The article focuses on “hypermilers,” a group of individuals who hone techniques for minimalizing their fuel usage while on the road. The article mostly focuses on Wayne Gerdes, who seems to be one of the charter members of the group – and perhaps the most skilled of the lot. He has a Honda Accord that, over its lifetime, has averaged a little over 90 MPG, a number that seems almost comical when you first read it.
During the article, Wayne and a group of hypermilers take part in the “Hybridfest MPG Challenge,” which consists of driving a twenty mile course through Madison, Wisconsin to see who can spend the least amount of gasoline. During practice runs on the course, drivers were cracking the 100 MPG mark left and right, and during the competition, people popped over 120 MPG.
How does it all turn out?
by the time Wayne enters the lot from his run, it’s past 5 p.m., and the other hypermilers have retreated from the storm and are off to Hybridfest’s happy hour. Wayne’s cap is off and his head, soaking wet, is sticking out the window because his breath has fogged up the windshield, and he refuses to turn on the defroster. Wayne honks to get a judge to run through the rain to record his fcd. It reads as high as the Insight can record: 150 mpg. Afterward, the Insight’s owner hits a switch that shows Wayne’s mark in kilometers per liter, which has a higher limit. It reads 1.3 L/100 km. That’s 180.91 mpg. Later, at the awards dinner, Wayne is presented with a one-year subscription to Green Car Journal and a $25 gas card. For all we know, Wayne’s still using it.
What can we learn from this article? Several fuel-saving driving techniques are alluded to, but only two are spelled out with any detail:
ridge-ride: to drive an automobile with one’s right wheels touching the right white line. Used to avoid puddles and excess friction and to alert approaching vehicles that one is moving slowly.
This technique makes a good deal of sense, actually. I tend to automatically do this during rainstorms to the chagrin of people riding with me, mostly because I feel really uncomfortable driving through the “lanes” of water. I never really considered that it is a good way to conserve gas because of the reduction in drag as compared to driving through the water.
D-FAS (Draft-assisted Forced Auto Stop): a fuel-saving driving technique in which one turns off the engine and tailgates a large truck in order to lower one’s wind resistance.
This technique, on the other hand, scares the life out of me. I can’t imagine getting in really close behind a semi, then flipping the car into neutral and coasting along in the air pocket behind the truck, using the wind resistance to aid me. I could do it, but I see all sorts of things going wrong with it.
Wayne also offers four more realistic steps that anyone can do to increase their MPG:
Easy on the brakes: Braking is inefficient because it kills your car’s momentum.
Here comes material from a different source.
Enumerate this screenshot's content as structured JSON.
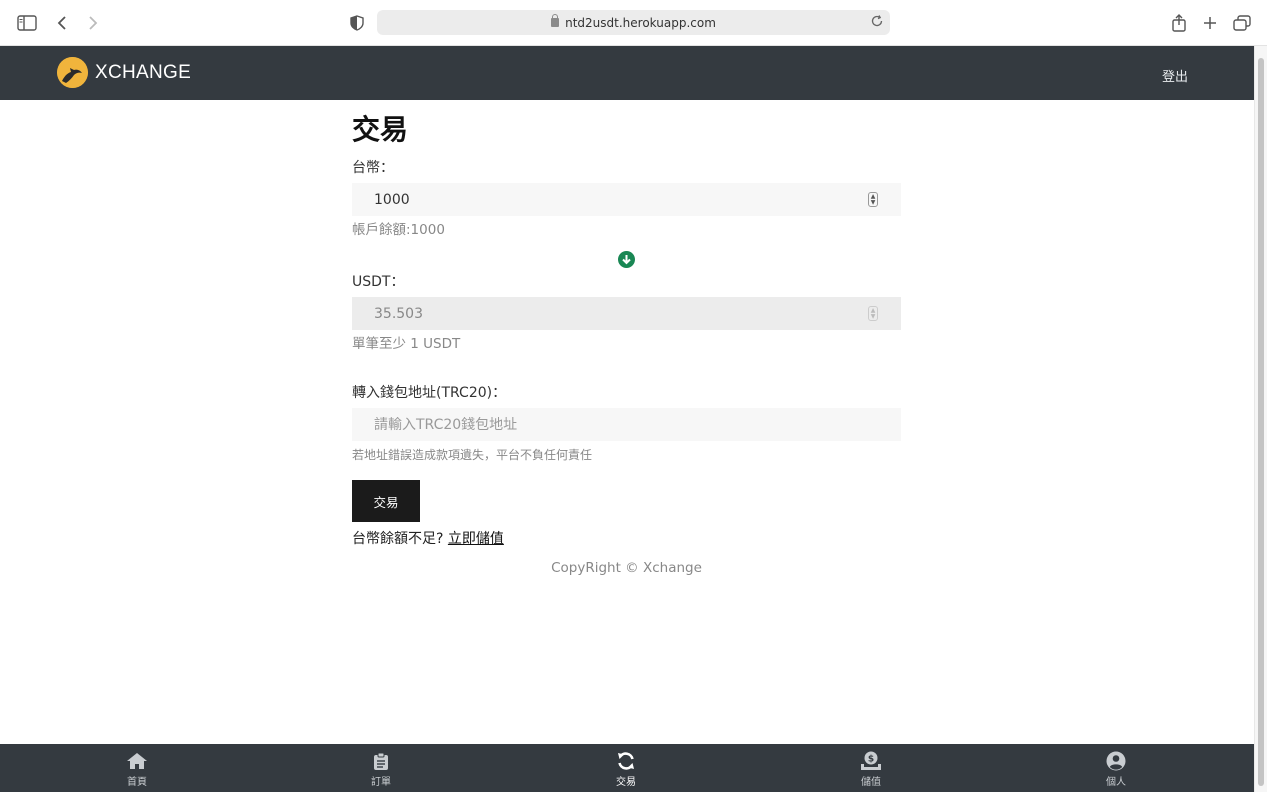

One European test found that aggressive jackrabbit start-and-stop driving in the city increased fuel consumption by 37%. Coast to a stop. Take alternative routes to avoid stop-and-go traffic and time your driving to roll through green lights.
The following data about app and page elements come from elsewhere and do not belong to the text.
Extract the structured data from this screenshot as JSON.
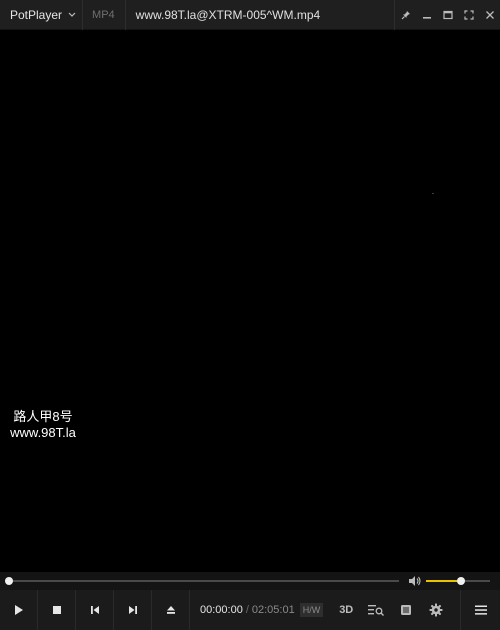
{
  "titlebar": {
    "app_name": "PotPlayer",
    "format": "MP4",
    "file_title": "www.98T.la@XTRM-005^WM.mp4",
    "controls": [
      "pin-icon",
      "minimize-icon",
      "maximize-icon",
      "fullscreen-icon",
      "close-icon"
    ]
  },
  "video": {
    "watermark_line1": "路人甲8号",
    "watermark_line2": "www.98T.la"
  },
  "seek": {
    "progress": 0.0
  },
  "volume": {
    "level": 0.55,
    "accent": "#e6c200"
  },
  "time": {
    "current": "00:00:00",
    "separator": "/",
    "total": "02:05:01",
    "decoder_badge": "H/W"
  },
  "controls": {
    "buttons": [
      "play-icon",
      "stop-icon",
      "previous-icon",
      "next-icon",
      "eject-icon"
    ],
    "label_3d": "3D",
    "right_icons": [
      "3d-icon",
      "video-search-icon",
      "playlist-icon",
      "settings-icon",
      "menu-icon"
    ]
  },
  "colors": {
    "background": "#000000",
    "bar": "#1b1b1b",
    "accent": "#e6c200"
  }
}
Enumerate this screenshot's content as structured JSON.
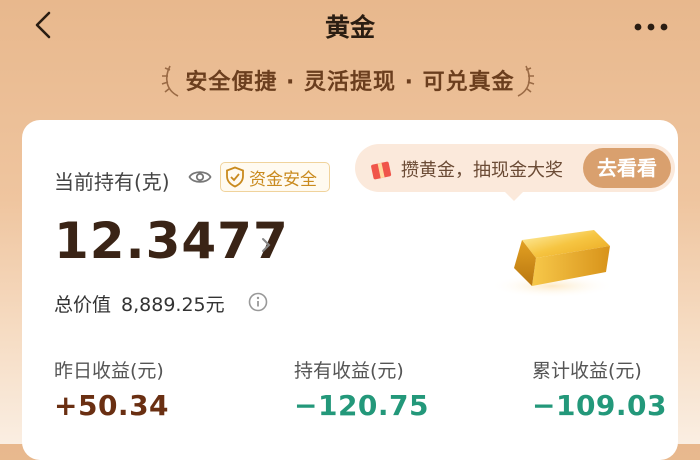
{
  "header": {
    "title": "黄金"
  },
  "slogan": "安全便捷 · 灵活提现 · 可兑真金",
  "holding": {
    "label": "当前持有(克)",
    "badge": "资金安全",
    "amount": "12.3477",
    "total_label": "总价值",
    "total_value": "8,889.25元"
  },
  "promo": {
    "text": "攒黄金，抽现金大奖",
    "button": "去看看"
  },
  "stats": [
    {
      "label": "昨日收益(元)",
      "value": "+50.34"
    },
    {
      "label": "持有收益(元)",
      "value": "−120.75"
    },
    {
      "label": "累计收益(元)",
      "value": "−109.03"
    }
  ],
  "icons": [
    "back-arrow-icon",
    "more-dots-icon",
    "eye-icon",
    "shield-check-icon",
    "gift-icon",
    "chevron-right-icon",
    "info-icon",
    "gold-bar-image",
    "laurel-left-icon",
    "laurel-right-icon"
  ],
  "colors": {
    "positive": "#6a2f12",
    "negative": "#23987a",
    "accent": "#d9a06e",
    "badge_text": "#c98a1e"
  }
}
Don’t speed: For every 5 MPH you drive over 60, you lose about 7% fuel efficiency, largely because of wind resistance (the reason hypermilers roll up the windows and remove the roof rack). I like to drive at about 55 on the highway and even slower on country roads. Driving over 65 scares me.
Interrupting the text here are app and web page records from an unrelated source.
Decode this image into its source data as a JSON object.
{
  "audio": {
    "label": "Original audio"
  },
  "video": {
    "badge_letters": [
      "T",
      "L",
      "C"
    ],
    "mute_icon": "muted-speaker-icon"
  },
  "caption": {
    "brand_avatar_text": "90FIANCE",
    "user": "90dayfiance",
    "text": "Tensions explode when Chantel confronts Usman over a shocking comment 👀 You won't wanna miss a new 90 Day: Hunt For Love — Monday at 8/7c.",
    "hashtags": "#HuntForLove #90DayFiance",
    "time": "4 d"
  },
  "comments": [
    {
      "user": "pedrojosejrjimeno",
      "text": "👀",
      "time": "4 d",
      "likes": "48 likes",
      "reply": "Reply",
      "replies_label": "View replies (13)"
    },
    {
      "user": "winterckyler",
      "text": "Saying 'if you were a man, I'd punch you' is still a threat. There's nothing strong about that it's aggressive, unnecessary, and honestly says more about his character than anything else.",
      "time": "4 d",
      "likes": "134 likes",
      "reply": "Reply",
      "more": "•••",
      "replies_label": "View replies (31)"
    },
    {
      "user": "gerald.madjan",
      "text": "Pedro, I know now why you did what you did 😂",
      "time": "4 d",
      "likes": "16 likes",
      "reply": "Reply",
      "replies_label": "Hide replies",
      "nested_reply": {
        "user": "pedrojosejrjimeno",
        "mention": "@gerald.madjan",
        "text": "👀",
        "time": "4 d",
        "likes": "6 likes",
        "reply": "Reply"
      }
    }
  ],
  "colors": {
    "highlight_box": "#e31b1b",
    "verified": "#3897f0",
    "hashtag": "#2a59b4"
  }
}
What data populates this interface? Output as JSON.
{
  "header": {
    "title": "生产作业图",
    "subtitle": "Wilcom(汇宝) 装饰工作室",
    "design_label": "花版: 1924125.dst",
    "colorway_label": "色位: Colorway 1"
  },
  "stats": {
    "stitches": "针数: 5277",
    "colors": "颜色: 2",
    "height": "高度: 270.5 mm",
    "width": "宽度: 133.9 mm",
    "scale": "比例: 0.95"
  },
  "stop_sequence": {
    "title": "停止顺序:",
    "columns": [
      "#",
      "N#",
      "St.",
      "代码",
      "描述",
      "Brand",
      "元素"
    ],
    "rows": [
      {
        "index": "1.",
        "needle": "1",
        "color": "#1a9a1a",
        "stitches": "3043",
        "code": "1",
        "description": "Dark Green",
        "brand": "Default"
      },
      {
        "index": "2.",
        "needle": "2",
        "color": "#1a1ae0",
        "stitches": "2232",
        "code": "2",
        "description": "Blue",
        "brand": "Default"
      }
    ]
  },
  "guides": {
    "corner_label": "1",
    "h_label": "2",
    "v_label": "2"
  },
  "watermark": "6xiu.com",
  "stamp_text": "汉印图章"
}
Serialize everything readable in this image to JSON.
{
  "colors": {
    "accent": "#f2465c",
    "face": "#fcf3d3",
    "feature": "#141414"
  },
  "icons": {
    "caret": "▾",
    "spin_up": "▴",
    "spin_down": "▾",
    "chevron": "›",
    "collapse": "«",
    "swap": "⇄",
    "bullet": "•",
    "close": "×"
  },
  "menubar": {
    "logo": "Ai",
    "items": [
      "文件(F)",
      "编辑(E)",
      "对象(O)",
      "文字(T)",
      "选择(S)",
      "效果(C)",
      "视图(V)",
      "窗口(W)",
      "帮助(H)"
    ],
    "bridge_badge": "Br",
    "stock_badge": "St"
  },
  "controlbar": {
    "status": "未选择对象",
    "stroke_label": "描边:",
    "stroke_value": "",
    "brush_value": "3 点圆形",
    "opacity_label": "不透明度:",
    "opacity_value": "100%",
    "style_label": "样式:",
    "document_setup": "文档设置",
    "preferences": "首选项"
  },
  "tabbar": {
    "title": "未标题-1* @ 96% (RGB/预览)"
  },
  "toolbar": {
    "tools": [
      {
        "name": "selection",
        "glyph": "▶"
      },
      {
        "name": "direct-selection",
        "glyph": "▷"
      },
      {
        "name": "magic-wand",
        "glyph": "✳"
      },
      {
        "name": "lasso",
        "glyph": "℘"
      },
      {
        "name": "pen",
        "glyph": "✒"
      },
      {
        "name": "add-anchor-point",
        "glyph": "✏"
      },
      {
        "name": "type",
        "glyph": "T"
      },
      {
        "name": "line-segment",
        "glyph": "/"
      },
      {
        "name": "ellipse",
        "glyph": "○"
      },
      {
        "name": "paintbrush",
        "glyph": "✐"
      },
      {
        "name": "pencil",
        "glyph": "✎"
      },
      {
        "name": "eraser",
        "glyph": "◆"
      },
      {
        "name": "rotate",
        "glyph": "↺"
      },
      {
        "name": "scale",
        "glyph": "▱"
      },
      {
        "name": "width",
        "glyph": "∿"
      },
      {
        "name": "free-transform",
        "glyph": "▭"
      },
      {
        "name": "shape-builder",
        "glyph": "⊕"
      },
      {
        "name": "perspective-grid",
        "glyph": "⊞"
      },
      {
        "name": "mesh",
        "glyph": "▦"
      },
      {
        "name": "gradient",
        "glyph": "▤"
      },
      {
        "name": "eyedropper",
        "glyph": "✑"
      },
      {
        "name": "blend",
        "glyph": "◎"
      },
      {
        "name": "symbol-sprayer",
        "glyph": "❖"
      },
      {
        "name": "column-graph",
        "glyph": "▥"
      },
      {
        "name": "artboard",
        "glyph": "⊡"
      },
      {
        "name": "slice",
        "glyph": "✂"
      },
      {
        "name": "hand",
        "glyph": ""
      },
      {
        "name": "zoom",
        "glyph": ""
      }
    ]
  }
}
Inflate your tires to the maximum recommended pounds per square inch: For every two PSI your tires are below the manufacturer’s recommendation, you increase your fuel consumption by nearly a percentage point. That’s why hypermilers inflate their tires far beyond the maximum recommended. But I can’t tell you to do that.
Never idle: Idling uses gas and gets you nogwhere. Any time I stop for more than a few seconds – for trains, stoplights, gridlocked traffic – I turn off my motor. I also turn my motor off when I’m moving. But I can’t tell you to do that either.
Great… but how much will that save me? Let’s say you currently get 10 MPG, but you drive 75 MPH on the interstate, have your tires 10 PSI below the maximum recommended, and drive like a jackrabbit in the city. If you severely cut down on brake usage, air up your tires, and cut your interstate speed down to 60, you can raise your average MPG up to about 16 MPG. What will that save? At $2.25 a gallon, over 1,000 miles you can save $84.38. If you’re like me and would only do these things sometimes, but you drive 10,000 miles a year, you can still save hundreds of dollars a year by following Wayne’s driving tips.
Another great article from a surprisingly good magazine.